“I definitely think it’s a really big, important step. And I really believe our technology and digitization in general is going to revolutionize the trucking sector seen all over the world.”


Embark’s technology is inherently designed for long-haul trips like highways. That distinguishes the company from others too, Rodrigues said, “because we’re building a system that’s a lot simpler and is clearly much safer in that way — you’re passing it off to a human for the last bit of the journey.”

The idea being that while Uber, Google parent Alphabet’s Waymo or General Motors' Cruise have been busy with robotic taxis and figuring out self-driving vehicles within congested cities, Embark looked at the places where those road obstacles aren’t much of a problem.

“Our focus makes us more scalable and therefore more commercial,” Rodrigues said. A fruit for that focused labour, however, has yet to be seen.

While Embark is forecasting sales of US$867 million in 2024 and US$2.77 billion in 2025, it has yet to generate revenue. The company lost US$21.5 million last year, according to a securities filing obtained by Bloomberg.

And shares for the company have been lukewarm at best during early trading Thursday, falling 7.3 per cent in the first minute.

In comparison, San Diego-based TuSimple Holdings Inc. — which became the world’s first autonomous-driving company to go public in April — is now trading below their $40 IPO price as well.

Additionally, Aurora Innovation Inc. in Silicon Valley — the second autonomous trucking company that began trading on the Nasdaq as of last week — also lost $214 million across 2020 and has yet to generate revenue.


Digitization policy experts like Vass Bednar also have ancillary concerns.

Bednar and others are not entirely sure self-driving trucks are the solution they’re being made out to be by companies like Embark.

“I’m worried about who will be left behind when suddenly all those jobs that made the trucking industry work don’t exist anymore. Who’s going to be responsible for them?” said Bednar, who’s held several public and private sector policy roles, including at Airbnb and Queen’s Park in Toronto.

“You have to remember those truck drivers are the people that informed the very algorithms which are now allowing this type of technology to enter the markets.”

And then there’s the issue of regulatory hurdles, Bednar said. “As it stands, we don’t have appropriate or comprehensive legislation to allow autonomous driving in Canada — in any single province or the country as a whole,” she added.

While Embark has yet to reveal plans for a Canadian expansion and is only putting out trucks on U.S. highways at the moment, Rodrigues said he looks forward to hopefully being able to work with the governments in his home country in the future.

And he insists jobs won’t be lost with self-driving trucks. “If anything, more will be created,” he said.

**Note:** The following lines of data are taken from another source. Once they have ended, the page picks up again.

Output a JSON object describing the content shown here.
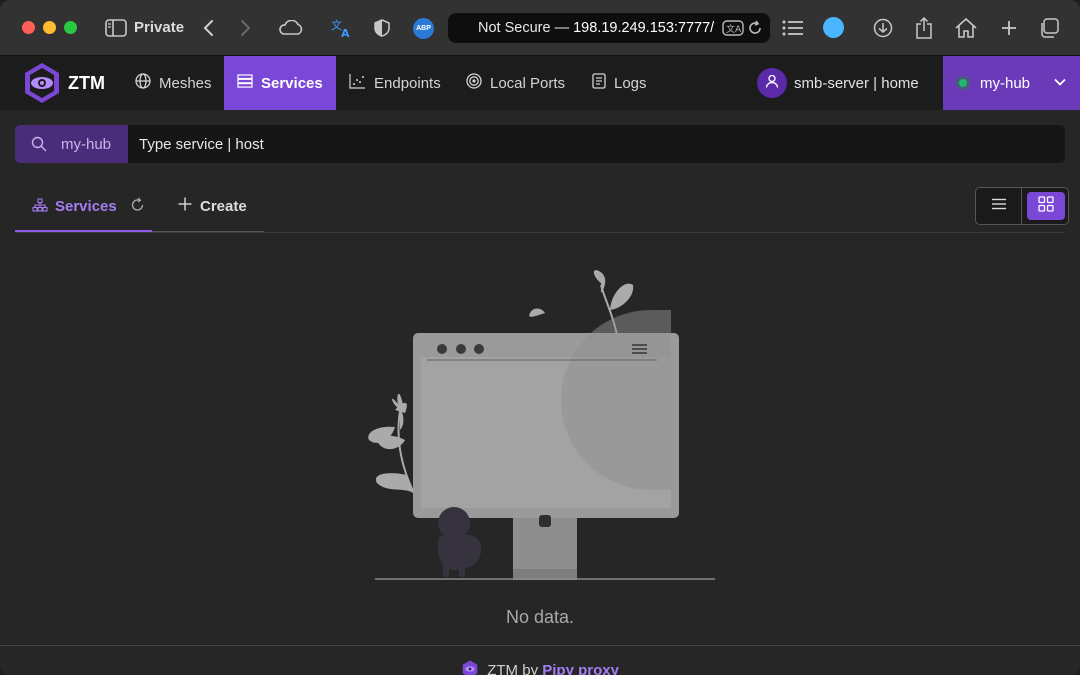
{
  "browser": {
    "private_label": "Private",
    "url_prefix": "Not Secure — ",
    "url_host": "198.19.249.153:7777/",
    "icons": [
      "sidebar-icon",
      "back-icon",
      "forward-icon",
      "icloud-icon",
      "translate-icon",
      "shield-icon",
      "abp-icon",
      "reader-translate-icon",
      "reload-icon",
      "list-icon",
      "extension-icon",
      "download-icon",
      "share-icon",
      "home-icon",
      "new-tab-icon",
      "tabs-overview-icon"
    ],
    "abp_label": "ABP"
  },
  "app": {
    "logo_text": "ZTM",
    "nav": {
      "meshes": "Meshes",
      "services": "Services",
      "endpoints": "Endpoints",
      "local_ports": "Local Ports",
      "logs": "Logs"
    },
    "user_label": "smb-server | home",
    "hub_label": "my-hub",
    "accent": "#7b47d6"
  },
  "search": {
    "prefix_label": "my-hub",
    "placeholder": "Type service | host",
    "value": ""
  },
  "tabs": {
    "services": "Services",
    "create": "Create"
  },
  "empty": {
    "message": "No data."
  },
  "footer": {
    "prefix": "ZTM by ",
    "brand": "Pipy proxy"
  }
}
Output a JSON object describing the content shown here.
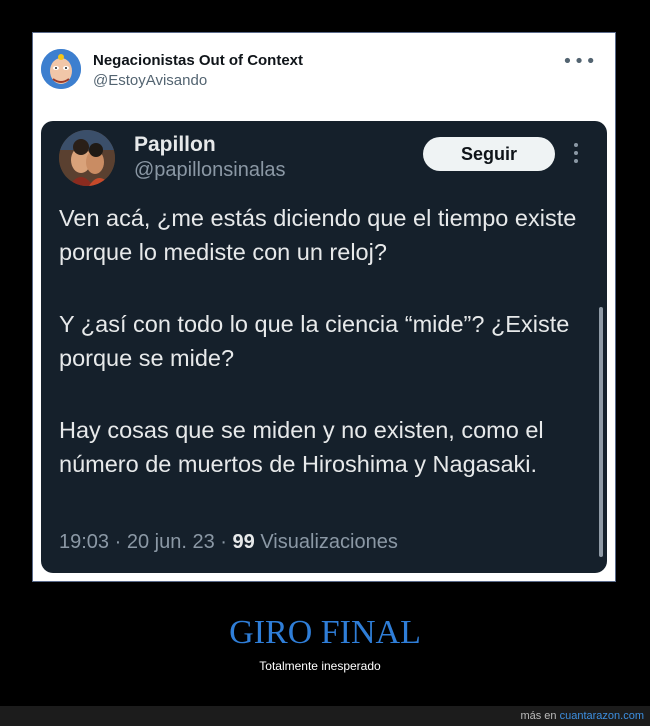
{
  "outer_tweet": {
    "author_name": "Negacionistas Out of Context",
    "author_handle": "@EstoyAvisando",
    "more_icon": "more-horizontal-icon"
  },
  "inner_tweet": {
    "author_name": "Papillon",
    "author_handle": "@papillonsinalas",
    "follow_label": "Seguir",
    "more_icon": "more-vertical-icon",
    "paragraphs": [
      "Ven acá, ¿me estás diciendo que el tiempo existe porque lo mediste con un reloj?",
      "Y ¿así con todo lo que la ciencia “mide”? ¿Existe porque se mide?",
      "Hay cosas que se miden y no existen, como el número de muertos de Hiroshima y Nagasaki."
    ],
    "time": "19:03",
    "separator": "·",
    "date": "20 jun. 23",
    "views_count": "99",
    "views_label": "Visualizaciones"
  },
  "caption": {
    "title": "GIRO FINAL",
    "subtitle": "Totalmente inesperado"
  },
  "footer": {
    "prefix": "más en",
    "site": "cuantarazon.com"
  },
  "colors": {
    "inner_bg": "#15202b",
    "caption_title": "#2f7ed8",
    "follow_bg": "#eff3f4",
    "outer_avatar_bg": "#3d7fcf"
  }
}
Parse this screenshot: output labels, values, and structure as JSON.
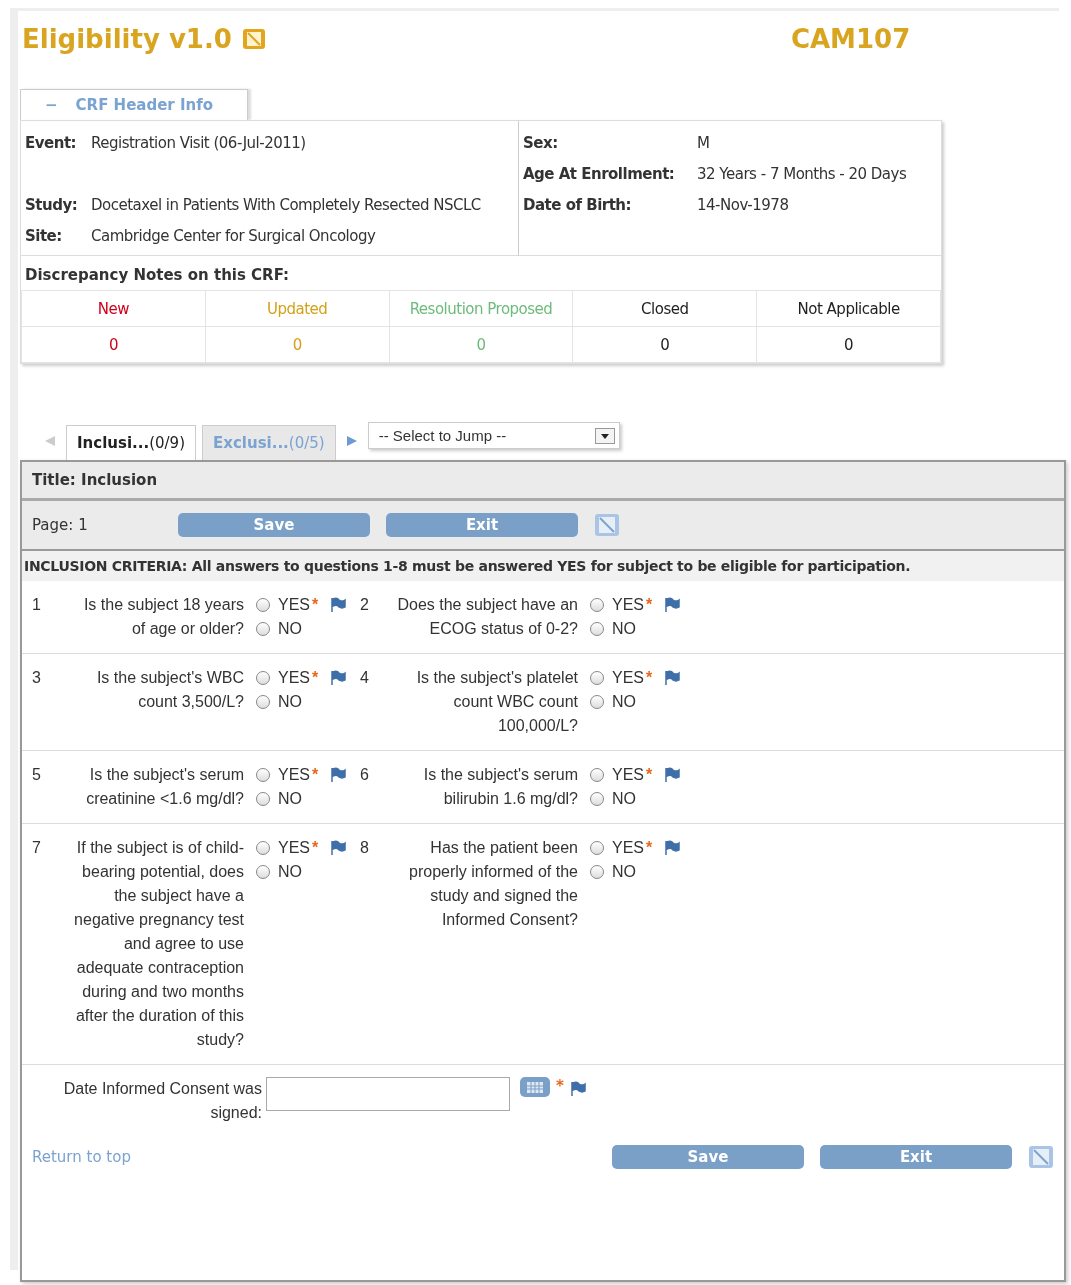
{
  "header": {
    "title": "Eligibility v1.0",
    "subject_id": "CAM107"
  },
  "crf_header": {
    "toggle": "−",
    "label": "CRF Header Info",
    "expanded": true,
    "left_fields": [
      {
        "label": "Event:",
        "value": "Registration Visit (06-Jul-2011)"
      },
      {
        "label": "Study:",
        "value": "Docetaxel in Patients With Completely Resected NSCLC"
      },
      {
        "label": "Site:",
        "value": "Cambridge Center for Surgical Oncology"
      }
    ],
    "right_fields": [
      {
        "label": "Sex:",
        "value": "M"
      },
      {
        "label": "Age At Enrollment:",
        "value": "32 Years - 7 Months - 20 Days"
      },
      {
        "label": "Date of Birth:",
        "value": "14-Nov-1978"
      }
    ],
    "notes_title": "Discrepancy Notes on this CRF:",
    "notes": [
      {
        "label": "New",
        "count": "0",
        "color": "#d0021b"
      },
      {
        "label": "Updated",
        "count": "0",
        "color": "#d4a017"
      },
      {
        "label": "Resolution Proposed",
        "count": "0",
        "color": "#6dbb7a"
      },
      {
        "label": "Closed",
        "count": "0",
        "color": "#222222"
      },
      {
        "label": "Not Applicable",
        "count": "0",
        "color": "#222222"
      }
    ]
  },
  "tabs": [
    {
      "label": "Inclusi...",
      "count": "(0/9)",
      "selected": true
    },
    {
      "label": "Exclusi...",
      "count": "(0/5)",
      "selected": false
    }
  ],
  "jump_select": {
    "value": "-- Select to Jump --"
  },
  "section": {
    "title": "Title: Inclusion",
    "page": "Page: 1",
    "save": "Save",
    "exit": "Exit",
    "instructions": "INCLUSION CRITERIA: All answers to questions 1-8 must be answered YES for subject to be eligible for participation.",
    "questions": [
      {
        "number": "1",
        "text": "Is the subject 18 years of age or older?",
        "required": "*",
        "options": [
          {
            "label": "YES",
            "checked": false
          },
          {
            "label": "NO",
            "checked": false
          }
        ]
      },
      {
        "number": "2",
        "text": "Does the subject have an ECOG status of 0-2?",
        "required": "*",
        "options": [
          {
            "label": "YES",
            "checked": false
          },
          {
            "label": "NO",
            "checked": false
          }
        ]
      },
      {
        "number": "3",
        "text": "Is the subject's WBC count 3,500/L?",
        "required": "*",
        "options": [
          {
            "label": "YES",
            "checked": false
          },
          {
            "label": "NO",
            "checked": false
          }
        ]
      },
      {
        "number": "4",
        "text": "Is the subject's platelet count WBC count 100,000/L?",
        "required": "*",
        "options": [
          {
            "label": "YES",
            "checked": false
          },
          {
            "label": "NO",
            "checked": false
          }
        ]
      },
      {
        "number": "5",
        "text": "Is the subject's serum creatinine <1.6 mg/dl?",
        "required": "*",
        "options": [
          {
            "label": "YES",
            "checked": false
          },
          {
            "label": "NO",
            "checked": false
          }
        ]
      },
      {
        "number": "6",
        "text": "Is the subject's serum bilirubin 1.6 mg/dl?",
        "required": "*",
        "options": [
          {
            "label": "YES",
            "checked": false
          },
          {
            "label": "NO",
            "checked": false
          }
        ]
      },
      {
        "number": "7",
        "text": "If the subject is of child-bearing potential, does the subject have a negative pregnancy test and agree to use adequate contraception during and two months after the duration of this study?",
        "required": "*",
        "options": [
          {
            "label": "YES",
            "checked": false
          },
          {
            "label": "NO",
            "checked": false
          }
        ]
      },
      {
        "number": "8",
        "text": "Has the patient been properly informed of the study and signed the Informed Consent?",
        "required": "*",
        "options": [
          {
            "label": "YES",
            "checked": false
          },
          {
            "label": "NO",
            "checked": false
          }
        ]
      }
    ],
    "date_field": {
      "label": "Date Informed Consent was signed:",
      "required": "*"
    },
    "return_link": "Return to top",
    "bottom_save": "Save",
    "bottom_exit": "Exit"
  }
}
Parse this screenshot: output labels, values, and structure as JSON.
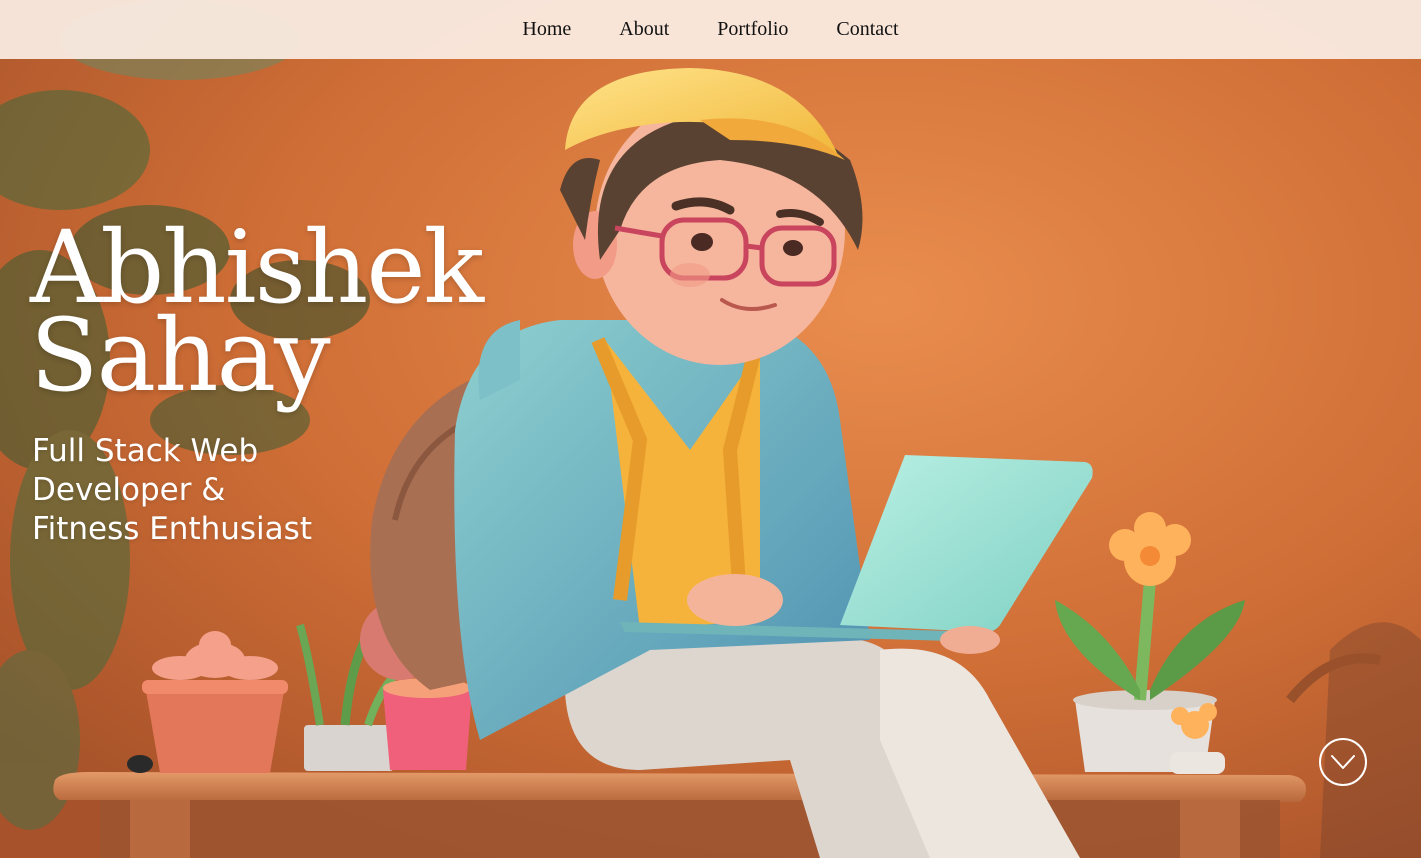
{
  "nav": {
    "items": [
      {
        "label": "Home"
      },
      {
        "label": "About"
      },
      {
        "label": "Portfolio"
      },
      {
        "label": "Contact"
      }
    ]
  },
  "hero": {
    "name_line1": "Abhishek",
    "name_line2": "Sahay",
    "tagline": "Full Stack Web Developer & Fitness Enthusiast",
    "scroll_icon": "chevron-down-icon",
    "illustration": "3d-character-with-laptop"
  },
  "colors": {
    "background_orange": "#d4763a",
    "nav_bg": "#faece2",
    "text_white": "#ffffff"
  }
}
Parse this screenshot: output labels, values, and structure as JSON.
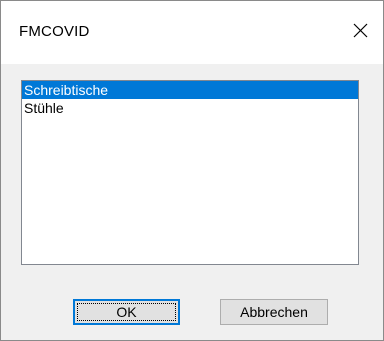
{
  "window": {
    "title": "FMCOVID"
  },
  "list": {
    "items": [
      {
        "label": "Schreibtische",
        "selected": true
      },
      {
        "label": "Stühle",
        "selected": false
      }
    ]
  },
  "buttons": {
    "ok_label": "OK",
    "cancel_label": "Abbrechen"
  },
  "colors": {
    "selection": "#0078d7",
    "dialog_background": "#f0f0f0",
    "titlebar_background": "#ffffff"
  }
}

“I don’t suspect anyone who is in the sector right now will have to leave for the rest of their careers… It’s all about adapting and making sure the industry is functioning in the best way possible. And to me, that’s automation.”